Etymology
Advertisement
Alfred 

masc. proper name, Old English Ælfræd, literally "elf-counsel," from ælf (see elf) + ræd "counsel" (see rede). Alfred the Great was king of the West Saxons 871-899. Related: Alfredian (1814).

Related entries & more 
Advertisement
hatred (n.)
early 13c., from hate (v.) + rare suffix -red (indicating condition or state), from Old English ræden "state, condition," related to verb rædan "to advise, discuss, rule, read, guess" (from PIE root *re- "to reason, count;" compare the second element of kindred and proper names Æþelræd and Alfred).
Related entries & more 
*re- 

*rē-, Proto-Indo-European root meaning "to reason, count;" a variant of PIE root *ar-, also arə-, "to fit together." 

It forms all or part of: Alfred; arraign; arithmetic; Conrad; dread; Eldred; Ethelred; hatred; hundred; kindred; logarithm; Ralph; rate (n.) "estimated value or worth;" rathskeller; ratify; ratio; ration; read; reason; rede; rhyme; riddle (n.1) "word-game;" rite; ritual.

It is the hypothetical source of/evidence for its existence is provided by: Sanskrit radh- "to succeed, accomplish;" Greek arithmos "number, amount;" Latin reri "to consider, confirm, ratify," ritus "rite, religious custom;" Old Church Slavonic raditi "to take thought, attend to;" Old Irish im-radim "to deliberate, consider;" Old English rædan "to advise, counsel, persuade; read;" Old English, Old High German rim "number;" Old Irish rim "number," dorimu "I count."

Related entries & more 
nobelium (n.)

transuranic element, 1957, named for Alfred Nobel (q.v.). With metallic element ending -ium.

Related entries & more 
Krupp (n.)
1883, in reference to guns made at the armaments works in Essen, Germany, founded by German metallurgist Alfred Krupp (1812-1887).
Related entries & more 
Advertisement
ley (n.)
"line of a prehistoric track; alignment of natural and artificial features," 1922 [Alfred Watkins], apparently a variant of lea. Popular topic in Britain in 1920s-30s and again 1960s-70s.
Related entries & more 
Third World (n.)
1963, from French tiers monde, formulated 1952 by French economic historian Alfred Sauvy (1898-1990) on model of the third estate (French tiers état) of Revolutionary France; his first world (The West) and second world (the Soviet bloc) never caught on.
Related entries & more 
Pangaea 

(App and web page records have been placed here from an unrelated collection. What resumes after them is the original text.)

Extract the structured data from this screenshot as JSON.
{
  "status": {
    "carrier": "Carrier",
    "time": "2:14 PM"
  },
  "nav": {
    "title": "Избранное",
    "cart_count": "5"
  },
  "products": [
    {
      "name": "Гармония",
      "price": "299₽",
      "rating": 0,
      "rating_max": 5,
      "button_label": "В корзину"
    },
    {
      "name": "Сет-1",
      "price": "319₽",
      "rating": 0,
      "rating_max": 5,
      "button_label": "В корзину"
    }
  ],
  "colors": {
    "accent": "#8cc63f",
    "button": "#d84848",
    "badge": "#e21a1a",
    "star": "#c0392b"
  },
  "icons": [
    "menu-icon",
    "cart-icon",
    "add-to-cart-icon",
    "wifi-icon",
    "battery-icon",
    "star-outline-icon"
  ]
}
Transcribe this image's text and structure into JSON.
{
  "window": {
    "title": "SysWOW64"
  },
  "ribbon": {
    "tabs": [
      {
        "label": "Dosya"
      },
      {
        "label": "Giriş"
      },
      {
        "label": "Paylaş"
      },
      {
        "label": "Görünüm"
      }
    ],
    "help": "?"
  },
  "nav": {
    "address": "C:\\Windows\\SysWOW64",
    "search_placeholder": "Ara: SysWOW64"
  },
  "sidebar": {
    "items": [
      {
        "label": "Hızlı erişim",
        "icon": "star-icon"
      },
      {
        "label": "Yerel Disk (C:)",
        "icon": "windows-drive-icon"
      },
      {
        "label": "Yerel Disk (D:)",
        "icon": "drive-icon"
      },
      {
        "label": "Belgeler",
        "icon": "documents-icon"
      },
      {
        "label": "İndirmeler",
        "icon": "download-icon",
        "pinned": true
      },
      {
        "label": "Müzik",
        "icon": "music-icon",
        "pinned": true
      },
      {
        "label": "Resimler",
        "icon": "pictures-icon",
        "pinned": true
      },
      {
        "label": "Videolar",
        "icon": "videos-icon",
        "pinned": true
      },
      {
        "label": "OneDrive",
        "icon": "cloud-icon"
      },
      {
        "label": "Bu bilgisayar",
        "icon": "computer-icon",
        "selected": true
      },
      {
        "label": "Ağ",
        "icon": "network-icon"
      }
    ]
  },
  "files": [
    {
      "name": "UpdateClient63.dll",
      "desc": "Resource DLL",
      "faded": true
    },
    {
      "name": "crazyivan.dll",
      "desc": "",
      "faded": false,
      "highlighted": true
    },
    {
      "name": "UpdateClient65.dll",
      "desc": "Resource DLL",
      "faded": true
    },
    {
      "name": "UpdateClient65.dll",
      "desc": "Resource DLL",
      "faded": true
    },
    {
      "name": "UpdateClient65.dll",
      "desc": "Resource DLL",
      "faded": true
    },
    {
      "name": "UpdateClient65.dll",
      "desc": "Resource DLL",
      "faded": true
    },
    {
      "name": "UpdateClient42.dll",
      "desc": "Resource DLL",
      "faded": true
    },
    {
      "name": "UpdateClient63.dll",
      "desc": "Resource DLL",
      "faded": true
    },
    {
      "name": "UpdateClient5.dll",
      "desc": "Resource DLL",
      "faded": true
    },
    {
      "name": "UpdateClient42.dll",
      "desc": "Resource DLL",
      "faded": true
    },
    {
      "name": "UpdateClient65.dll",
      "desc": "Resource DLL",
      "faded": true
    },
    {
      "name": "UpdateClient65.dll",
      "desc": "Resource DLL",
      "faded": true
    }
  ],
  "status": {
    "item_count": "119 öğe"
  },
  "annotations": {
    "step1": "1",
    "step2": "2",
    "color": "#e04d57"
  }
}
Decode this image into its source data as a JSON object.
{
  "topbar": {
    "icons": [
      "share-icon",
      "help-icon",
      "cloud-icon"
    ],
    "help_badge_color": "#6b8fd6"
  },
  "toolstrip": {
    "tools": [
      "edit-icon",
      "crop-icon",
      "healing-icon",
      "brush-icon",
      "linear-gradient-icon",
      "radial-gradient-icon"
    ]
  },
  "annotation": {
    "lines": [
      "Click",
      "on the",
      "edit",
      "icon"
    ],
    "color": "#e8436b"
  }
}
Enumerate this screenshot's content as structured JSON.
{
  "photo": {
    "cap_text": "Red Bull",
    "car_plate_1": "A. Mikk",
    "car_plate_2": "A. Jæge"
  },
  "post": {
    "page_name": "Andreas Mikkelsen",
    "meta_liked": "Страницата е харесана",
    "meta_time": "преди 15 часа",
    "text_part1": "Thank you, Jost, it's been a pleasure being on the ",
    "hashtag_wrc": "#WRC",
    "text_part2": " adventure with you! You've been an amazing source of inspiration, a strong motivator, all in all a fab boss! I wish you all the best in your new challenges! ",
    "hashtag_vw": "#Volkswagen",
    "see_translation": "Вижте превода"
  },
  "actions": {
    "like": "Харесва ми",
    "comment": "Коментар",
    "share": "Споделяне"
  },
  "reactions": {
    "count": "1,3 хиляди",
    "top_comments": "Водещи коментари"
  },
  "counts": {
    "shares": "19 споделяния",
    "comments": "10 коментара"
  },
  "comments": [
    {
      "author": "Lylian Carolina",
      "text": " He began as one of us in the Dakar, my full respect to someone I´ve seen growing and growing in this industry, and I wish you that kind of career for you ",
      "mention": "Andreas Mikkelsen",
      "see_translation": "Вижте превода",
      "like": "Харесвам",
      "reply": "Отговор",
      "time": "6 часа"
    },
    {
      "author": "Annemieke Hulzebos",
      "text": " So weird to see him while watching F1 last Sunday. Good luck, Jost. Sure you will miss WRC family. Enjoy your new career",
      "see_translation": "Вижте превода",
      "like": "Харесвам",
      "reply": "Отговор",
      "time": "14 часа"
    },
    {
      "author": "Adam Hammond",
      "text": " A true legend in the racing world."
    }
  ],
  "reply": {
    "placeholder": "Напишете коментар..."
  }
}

"supercontinent of the late Paleozoic era," 1924, from Greek pan- "all" (see pan-) + gaia "earth" (see Gaia). First attested in German, 1920, in Alfred Wegener's "Die Entstehung der Kontinente und Ozeane" (but according to OED the word is not found in 1914 first edition).

Related entries & more 
Stanford-Binet 

intelligence test, first published 1916 as a revision and extension of the Binet-Simon intelligence tests, from Stanford University (California, U.S.) + the name of French psychologist Alfred Binet, who devised the attempt at a scientific measurement of intelligence.

Related entries & more 
Nobel 
1900, in reference to five prizes (in physics, chemistry, medicine, literature, and peace) established in the will of Alfred Nobel (1833-1896), Swedish chemist and engineer, inventor of dynamite. A sixth prize, in economics, was added in 1969. Related: Nobelist.
Related entries & more